* Dataset records:
______________________________
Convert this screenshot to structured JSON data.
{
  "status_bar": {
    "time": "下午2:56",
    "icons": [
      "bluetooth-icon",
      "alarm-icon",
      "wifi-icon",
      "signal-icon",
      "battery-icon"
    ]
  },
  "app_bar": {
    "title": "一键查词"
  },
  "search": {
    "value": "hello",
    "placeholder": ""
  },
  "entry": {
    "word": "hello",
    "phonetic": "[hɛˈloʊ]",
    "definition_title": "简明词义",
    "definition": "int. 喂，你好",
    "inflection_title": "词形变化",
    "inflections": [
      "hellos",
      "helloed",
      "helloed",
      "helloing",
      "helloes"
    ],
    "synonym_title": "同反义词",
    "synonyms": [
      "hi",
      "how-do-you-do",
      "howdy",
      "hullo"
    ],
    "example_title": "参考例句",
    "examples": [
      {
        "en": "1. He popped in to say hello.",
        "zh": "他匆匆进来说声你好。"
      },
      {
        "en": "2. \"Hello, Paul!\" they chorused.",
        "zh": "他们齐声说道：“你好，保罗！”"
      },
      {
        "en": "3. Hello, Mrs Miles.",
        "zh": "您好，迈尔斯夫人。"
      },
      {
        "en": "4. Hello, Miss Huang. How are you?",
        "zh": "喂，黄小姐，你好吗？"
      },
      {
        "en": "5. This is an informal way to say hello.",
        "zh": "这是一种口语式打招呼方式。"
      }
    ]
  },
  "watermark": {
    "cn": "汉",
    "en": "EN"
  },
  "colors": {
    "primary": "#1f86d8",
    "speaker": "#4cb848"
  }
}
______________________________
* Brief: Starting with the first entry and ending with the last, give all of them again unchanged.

* Completed task:
Convert this screenshot to structured JSON data.
{
  "status_bar": {
    "time": "下午2:56",
    "icons": [
      "bluetooth-icon",
      "alarm-icon",
      "wifi-icon",
      "signal-icon",
      "battery-icon"
    ]
  },
  "app_bar": {
    "title": "一键查词"
  },
  "search": {
    "value": "hello",
    "placeholder": ""
  },
  "entry": {
    "word": "hello",
    "phonetic": "[hɛˈloʊ]",
    "definition_title": "简明词义",
    "definition": "int. 喂，你好",
    "inflection_title": "词形变化",
    "inflections": [
      "hellos",
      "helloed",
      "helloed",
      "helloing",
      "helloes"
    ],
    "synonym_title": "同反义词",
    "synonyms": [
      "hi",
      "how-do-you-do",
      "howdy",
      "hullo"
    ],
    "example_title": "参考例句",
    "examples": [
      {
        "en": "1. He popped in to say hello.",
        "zh": "他匆匆进来说声你好。"
      },
      {
        "en": "2. \"Hello, Paul!\" they chorused.",
        "zh": "他们齐声说道：“你好，保罗！”"
      },
      {
        "en": "3. Hello, Mrs Miles.",
        "zh": "您好，迈尔斯夫人。"
      },
      {
        "en": "4. Hello, Miss Huang. How are you?",
        "zh": "喂，黄小姐，你好吗？"
      },
      {
        "en": "5. This is an informal way to say hello.",
        "zh": "这是一种口语式打招呼方式。"
      }
    ]
  },
  "watermark": {
    "cn": "汉",
    "en": "EN"
  },
  "colors": {
    "primary": "#1f86d8",
    "speaker": "#4cb848"
  }
}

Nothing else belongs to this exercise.